> _EXERCISE DATA_:
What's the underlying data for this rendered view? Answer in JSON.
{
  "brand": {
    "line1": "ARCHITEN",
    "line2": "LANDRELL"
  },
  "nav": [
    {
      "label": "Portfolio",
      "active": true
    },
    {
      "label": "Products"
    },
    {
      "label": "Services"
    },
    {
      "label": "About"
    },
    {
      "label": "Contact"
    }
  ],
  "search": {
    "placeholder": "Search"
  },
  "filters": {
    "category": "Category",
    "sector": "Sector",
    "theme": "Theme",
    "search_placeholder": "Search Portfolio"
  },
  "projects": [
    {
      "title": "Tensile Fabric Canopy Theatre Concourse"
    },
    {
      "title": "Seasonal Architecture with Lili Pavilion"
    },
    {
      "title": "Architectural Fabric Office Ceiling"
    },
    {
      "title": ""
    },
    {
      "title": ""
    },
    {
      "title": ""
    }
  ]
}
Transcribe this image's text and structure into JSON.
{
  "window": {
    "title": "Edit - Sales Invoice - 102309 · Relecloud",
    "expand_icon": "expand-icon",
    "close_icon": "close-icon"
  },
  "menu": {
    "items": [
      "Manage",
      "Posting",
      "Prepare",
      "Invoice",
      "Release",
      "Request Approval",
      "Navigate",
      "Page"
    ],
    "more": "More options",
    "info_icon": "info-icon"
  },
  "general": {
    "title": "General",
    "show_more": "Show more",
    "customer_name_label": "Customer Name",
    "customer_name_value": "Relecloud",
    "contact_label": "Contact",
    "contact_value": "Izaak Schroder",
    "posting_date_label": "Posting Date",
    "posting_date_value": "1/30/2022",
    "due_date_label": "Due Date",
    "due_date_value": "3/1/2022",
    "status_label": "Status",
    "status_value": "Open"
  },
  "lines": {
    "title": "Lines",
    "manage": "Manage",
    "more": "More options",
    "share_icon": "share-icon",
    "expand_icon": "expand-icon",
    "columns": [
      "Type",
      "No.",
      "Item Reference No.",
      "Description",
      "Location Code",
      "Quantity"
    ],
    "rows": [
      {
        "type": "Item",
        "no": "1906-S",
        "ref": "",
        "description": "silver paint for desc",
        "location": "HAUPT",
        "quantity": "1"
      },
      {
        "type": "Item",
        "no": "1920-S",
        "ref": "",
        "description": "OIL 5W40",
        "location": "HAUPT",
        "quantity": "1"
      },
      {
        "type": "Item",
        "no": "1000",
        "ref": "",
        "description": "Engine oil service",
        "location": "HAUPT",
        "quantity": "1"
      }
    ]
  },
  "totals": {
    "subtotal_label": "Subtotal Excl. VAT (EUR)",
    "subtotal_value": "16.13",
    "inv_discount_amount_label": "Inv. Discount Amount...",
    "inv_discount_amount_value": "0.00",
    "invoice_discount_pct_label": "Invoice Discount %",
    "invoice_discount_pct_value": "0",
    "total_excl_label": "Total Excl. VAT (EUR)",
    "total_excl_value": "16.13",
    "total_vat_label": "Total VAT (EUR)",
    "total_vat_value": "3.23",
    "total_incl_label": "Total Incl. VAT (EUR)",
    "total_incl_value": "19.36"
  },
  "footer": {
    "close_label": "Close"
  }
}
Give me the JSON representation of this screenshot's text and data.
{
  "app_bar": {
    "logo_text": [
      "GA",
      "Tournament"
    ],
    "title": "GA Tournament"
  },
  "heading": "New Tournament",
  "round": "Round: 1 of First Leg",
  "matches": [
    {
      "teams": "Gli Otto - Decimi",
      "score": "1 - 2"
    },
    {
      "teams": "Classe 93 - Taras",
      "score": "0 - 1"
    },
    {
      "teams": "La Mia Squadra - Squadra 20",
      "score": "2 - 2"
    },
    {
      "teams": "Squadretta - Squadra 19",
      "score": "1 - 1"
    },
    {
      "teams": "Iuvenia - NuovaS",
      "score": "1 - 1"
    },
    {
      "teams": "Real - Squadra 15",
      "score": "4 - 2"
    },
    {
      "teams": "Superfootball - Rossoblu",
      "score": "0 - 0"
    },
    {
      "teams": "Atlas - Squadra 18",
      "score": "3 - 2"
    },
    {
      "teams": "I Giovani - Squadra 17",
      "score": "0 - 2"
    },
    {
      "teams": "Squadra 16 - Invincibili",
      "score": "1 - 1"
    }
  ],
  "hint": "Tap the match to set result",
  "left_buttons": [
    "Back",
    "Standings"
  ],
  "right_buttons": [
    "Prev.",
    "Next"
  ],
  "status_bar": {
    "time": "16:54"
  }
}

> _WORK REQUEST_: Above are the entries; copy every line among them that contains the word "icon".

> _OUTPUT OF THE TASK_:
    "expand_icon": "expand-icon",
    "close_icon": "close-icon"
    "info_icon": "info-icon"
    "share_icon": "share-icon",
    "expand_icon": "expand-icon",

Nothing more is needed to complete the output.